Astronauts are known as focused and calm for even life-threatening situations. Despite their physical and psychological training, astronauts are exposed to a lot of environmental stressors that hamper their ability to cope and function.
If you are to stay in precisely one confined space, cohabitating, and working with the same people every day for months and years, you may exactly feel what these astronauts experience in their missions.
Astronauts also deal with the physical strains from traveling to space, which may worsen the immune system if not alleviated at the soonest possible time.
Ideas for a New Empathic Artificial Intelligence for Space Travel
To address these challenges, NASA worked with different kinds of digital assistants, like IBM. IBM introduced the medicine-ball-size emotional robot CIMON, an acronym for Crew Interactive MObile CompanioN, which assisted astronauts from NASA’s International Space Station in their responsibilities and tasks for three years.
However, NASA’s CTO at Jet Propulsion, Tom Soderstrom, mentioned that these robots lacked emotional intelligence. They had then collaborated with an Australian tech firm Akin, to design an AI that can:
- provide emotional support to astronauts traveling on deep-space missions
- solve technical problems
- watch human behavior and sense human emotion
- improve tasks by recognizing emotions and responding to astronauts with empathy
- anticipate the crew’s needs and make interventions to address risks for mental health
Akin’s CEO, Liesl Yearsley, added that they aim for the robot to process emotions and find ways to mitigate some stress.
Though psychiatrists and doctors’ help is accessible at NASA to address the severe effects of their stress, it is only feasible at low Earth orbit. Rendering assistance and tracking astronaut’s mental and emotional health in deep space would result in communication lags that could last for hours.
Helpful Rovers as Prototypes for AI’s Empathic Approach
NASA’s Jet Propulsion Laboratory partnered with Akin to introduce the Open Source Rover project, where they tested Akin’s emotionally intelligent AI. It resulted in different rovers that demonstrate AI’s ability to communicate with us and recognize our emotions, which are:

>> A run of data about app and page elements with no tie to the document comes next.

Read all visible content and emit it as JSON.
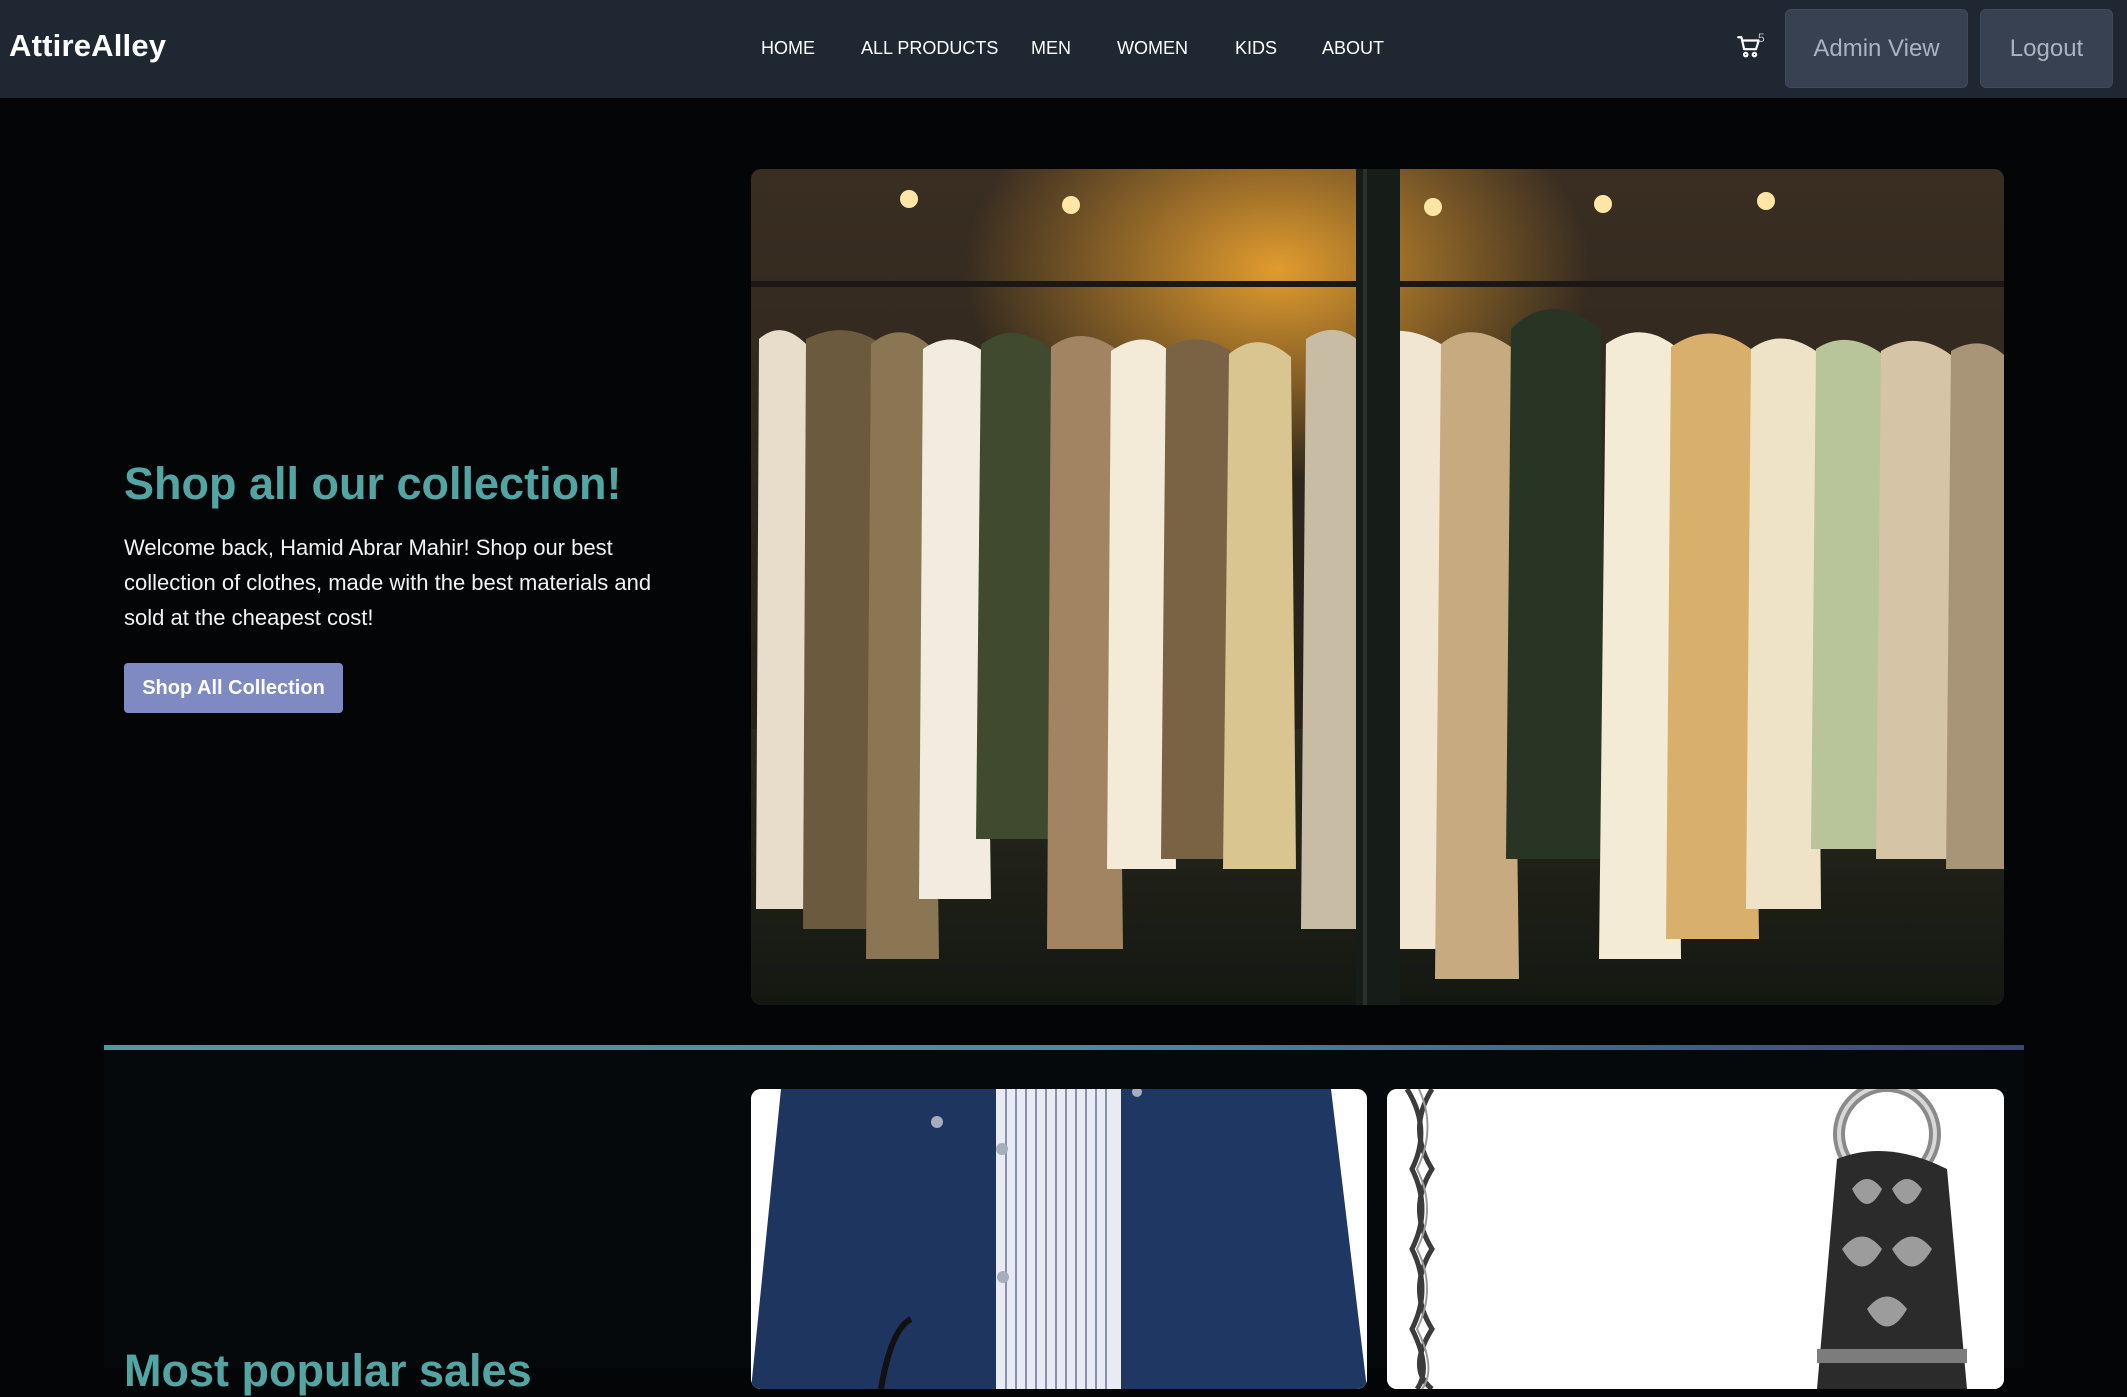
{
  "navbar": {
    "brand": "AttireAlley",
    "links": [
      {
        "label": "HOME"
      },
      {
        "label": "ALL PRODUCTS"
      },
      {
        "label": "MEN"
      },
      {
        "label": "WOMEN"
      },
      {
        "label": "KIDS"
      },
      {
        "label": "ABOUT"
      }
    ],
    "cart": {
      "icon": "cart-icon",
      "count": "5"
    },
    "admin_button": "Admin View",
    "logout_button": "Logout"
  },
  "hero": {
    "title": "Shop all our collection!",
    "text": "Welcome back, Hamid Abrar Mahir! Shop our best collection of clothes, made with the best materials and sold at the cheapest cost!",
    "button": "Shop All Collection",
    "image": "clothing-rack-photo"
  },
  "popular": {
    "title": "Most popular sales",
    "cards": [
      {
        "image": "navy-jacket-photo"
      },
      {
        "image": "silver-chain-bracelet-photo"
      }
    ]
  },
  "colors": {
    "navbar_bg": "#1f2733",
    "page_bg": "#040507",
    "accent_teal": "#53a5a3",
    "primary_button": "#7f89c2",
    "nav_button_bg": "#374151"
  }
}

- Henry the Helper
- Eva the Explorer
- Anna the Assistant
Soon enough, they plan to develop and release Fiona the Future, which they clarified as a system running on certain places such as,
- habitats on the moon or Mars
- a spacecraft such as NASA’s anticipated lunar space station, Gateway or Artemis, though not yet certain
- isolated places like Antarctica
They also plan to apply this in different conditions, like assisting disabled and older people.
Psychological Limitations to Akin’s Emotional AI
A psychologist from Northeastern University specializing in human emotion, Lisa Feldman Barrett, emphasized that the system training for AI’s ability to recognize human emotions is faulty. She stresses that AIs don’t recognize psychological meaning. Instead, they infer meaning by solely basing it on physical movement.
On the bright side, she recognized that it is ideal to employ this AI in closed environments like the spacecraft. It is for the AI robots to understand and observe how expressions for each individual in a small population change based on the environment and its corresponding context.
If you’re into computer engineering, do you have a theory on how to make AI-powered robots recognize psychological meaning?
Mr. Jaycee De Guzman holds a degree in Computer Science. The machine language is his favorite among the several languages he can fluently speak and write with. As a self-taught computer scientist, he is into computer science, computer engineering, artificial intelligence, game development, space technology, and medical technology. He is also an entrepreneur with businesses in several niches such as, but not limited to, digital marketing, finance, agriculture, and technology.